In the past many months, we have seen an unprecedented number of Singaporeans calling for clemency to be granted to Nagaenthran a/l K Dharmalingam, a 33-year-old Malaysian national with intellectual and psychosocial disabilities, who is on death row in Singapore. We have also seen many local, regional and international organisations calling on the Singapore government to review the use of the death penalty, and seriously consider abolition.
Nagaenthran’s case has captured ordinary Singaporeans’ imagination and moved them to speak up. Campaign efforts to save his life have not been taken up solely by a small group of anti-death penalty activists, but across a wider cross-section of our society — constituents the government must not ignore in a democratic society. Almost 100,000 people have signed a public petition to spare Nagaenthran’s life. His case has triggered intense civic engagement, media coverage and political attention in Singapore and beyond. Those who have spoken up against Nagaenthran’s execution include:
- United Nations experts;
- the Yang Di-Pertuan Agong of Malaysia;
- the Malaysian Prime Minister;
- the diplomatic missions of the European Union member states and of Norway and Switzerland;
- disability rights activists;
- healthcare workers, social workers and counsellors;
- family members and friends of prisoners who are or have lived on death row;
- drug users, ex-drug users and their loved ones;
- members of the arts community;

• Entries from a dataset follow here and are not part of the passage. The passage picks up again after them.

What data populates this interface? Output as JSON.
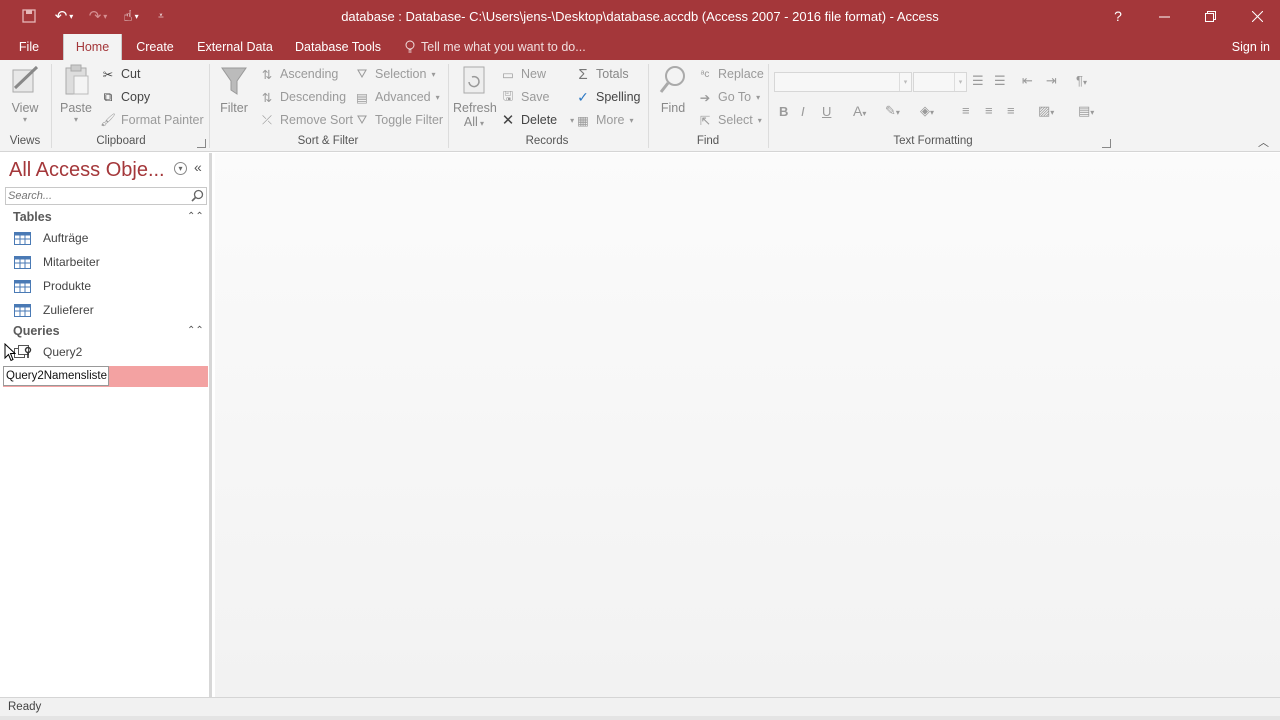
{
  "window": {
    "title": "database : Database- C:\\Users\\jens-\\Desktop\\database.accdb (Access 2007 - 2016 file format) - Access",
    "help": "?"
  },
  "tabs": [
    {
      "label": "File"
    },
    {
      "label": "Home"
    },
    {
      "label": "Create"
    },
    {
      "label": "External Data"
    },
    {
      "label": "Database Tools"
    }
  ],
  "tell_me": "Tell me what you want to do...",
  "sign_in": "Sign in",
  "ribbon": {
    "views": {
      "label": "Views",
      "view": "View"
    },
    "clipboard": {
      "label": "Clipboard",
      "paste": "Paste",
      "cut": "Cut",
      "copy": "Copy",
      "format_painter": "Format Painter"
    },
    "sort_filter": {
      "label": "Sort & Filter",
      "filter": "Filter",
      "ascending": "Ascending",
      "descending": "Descending",
      "remove_sort": "Remove Sort",
      "selection": "Selection",
      "advanced": "Advanced",
      "toggle_filter": "Toggle Filter"
    },
    "records": {
      "label": "Records",
      "refresh": "Refresh",
      "refresh_all": "All",
      "new": "New",
      "save": "Save",
      "delete": "Delete",
      "totals": "Totals",
      "spelling": "Spelling",
      "more": "More"
    },
    "find": {
      "label": "Find",
      "find": "Find",
      "replace": "Replace",
      "go_to": "Go To",
      "select": "Select"
    },
    "text_formatting": {
      "label": "Text Formatting"
    }
  },
  "nav": {
    "title": "All Access Obje...",
    "search_placeholder": "Search...",
    "tables_header": "Tables",
    "tables": [
      {
        "label": "Aufträge"
      },
      {
        "label": "Mitarbeiter"
      },
      {
        "label": "Produkte"
      },
      {
        "label": "Zulieferer"
      }
    ],
    "queries_header": "Queries",
    "queries": [
      {
        "label": "Query2"
      }
    ],
    "rename_value": "Query2Namensliste"
  },
  "status": "Ready",
  "colors": {
    "accent": "#a4373a",
    "rename_highlight": "#f3a2a2"
  }
}
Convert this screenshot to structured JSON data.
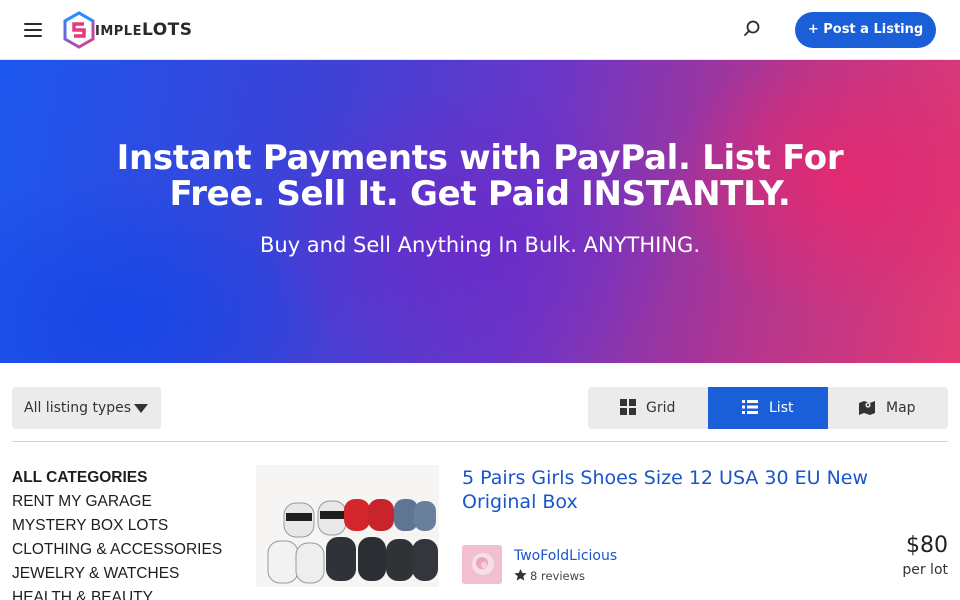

- members of the legal profession;
- members of the healthcare and social service sectors;
- environmentalists; and
- Almost 100,000 members of the public who have signed a petition addressed to the President Halimah Yacob.
Besides the individuals and communities listed above, regional and international organizations such as the International Bar Association, ASEAN Parliamentarians for Human Rights, Harm Reduction International and the American Psychological Association (APA), have rallied against the execution of Nagaenthran and others on death row in Singapore.
The sheer number of appeals from a diverse array of groups and individuals who have stood up against the use of the death penalty for Nagaenthran speaks volumes. It is clear that many in Singapore and around the world have seen fit to mobilise themselves to articulate their disagreement over the use of the death penalty, particularly against someone who is as vulnerable as Nagaenthran. The use of the death penalty against Nagaenthran — along with the reality that most people on death row in Singapore are from socioeconomically marginalised communities and belong to ethnic minority populations — has also made many question whom in our society the death penalty really protects, deters and punishes.
As civil society groups in Singapore, we believe that when the people speak, the government must listen, and be willing to make changes that reflect the shifting will of the people. It is not long ago that the death penalty was a relatively taboo subject in our public discourse. The mobilisation of so many in such a short period of time, despite a culture of generalised fear and self-censorship when it comes to critiquing such laws and policies, should prompt a responsive government to seriously consider a re-examination of our drug regime and the use of the death penalty.
It would be a huge step backwards for our society and our political culture if the government ignored the clear and persistent pleas that Singaporeans have made to spare Nagaenthran’s life, and went ahead to execute him. We understand that many others on death row are also facing impending execution in the coming months. We urge the Cabinet to advise President Halimah Yacob to grant Nagaenthran clemency and facilitate evidence-based, progressive policy reviews that engage the public in free and informed discussions around drug policies and the death penalty.
As groups that work towards dignity, social justice and human rights for all people in Singapore across gender, race, sexuality, immigration status, disability and more, we believe that vulnerable communities such as the ones Nagaenthran belongs to deserve greater access to social support, welfare and resources; that everyone deserves access to decent jobs, decent wages, and a meaningful opportunity to lead full lives; and that we must reduce inequality in our society. We believe that these are the most effective crime prevention and drug control strategies.
As civil society groups, we are heartened by the vibrant and impassioned calls for justice for Nagaenthran. Active engagement with social and political issues is a sign of a maturing society that is claiming its freedoms of expression. Singaporeans are demonstrating that the identity and future of Singapore is one that we all can shape, and that questions of justice are not simply left up to lawmakers and courts to determine, but need to include all our communities. Nagaenthran’s story has raised many important issues, including how we uphold due process, the treatment of vulnerable accused persons, the death penalty, the clemency process, and our highly punitive approach to drugs. It will be a huge missed opportunity if the government does not respond by engaging the people, listening to them and heeding their demands.
- The Necessary Stage
- Your Head Lah!
- We Who Witness
- My Queer Story
- SG Mental Health Matters
- A Good Space
- No Readgrets Book Club
- New Naratif
- Wake Up SG
- Transformative Justice Collective
- CAPE – Community for Advocacy and Political Education
- End Female Genital Cutting Singapore (EFS)
- Cassia Resettlement Team
- IndigNation SG
- SPARK (Society for the Promotion of ADHD Research and Knowledge)
- Sayur Story
- HOME (Humanitarian Organisation for Migration Economics)
- CARE (Culture-Centred Approach to Research and Evaluation)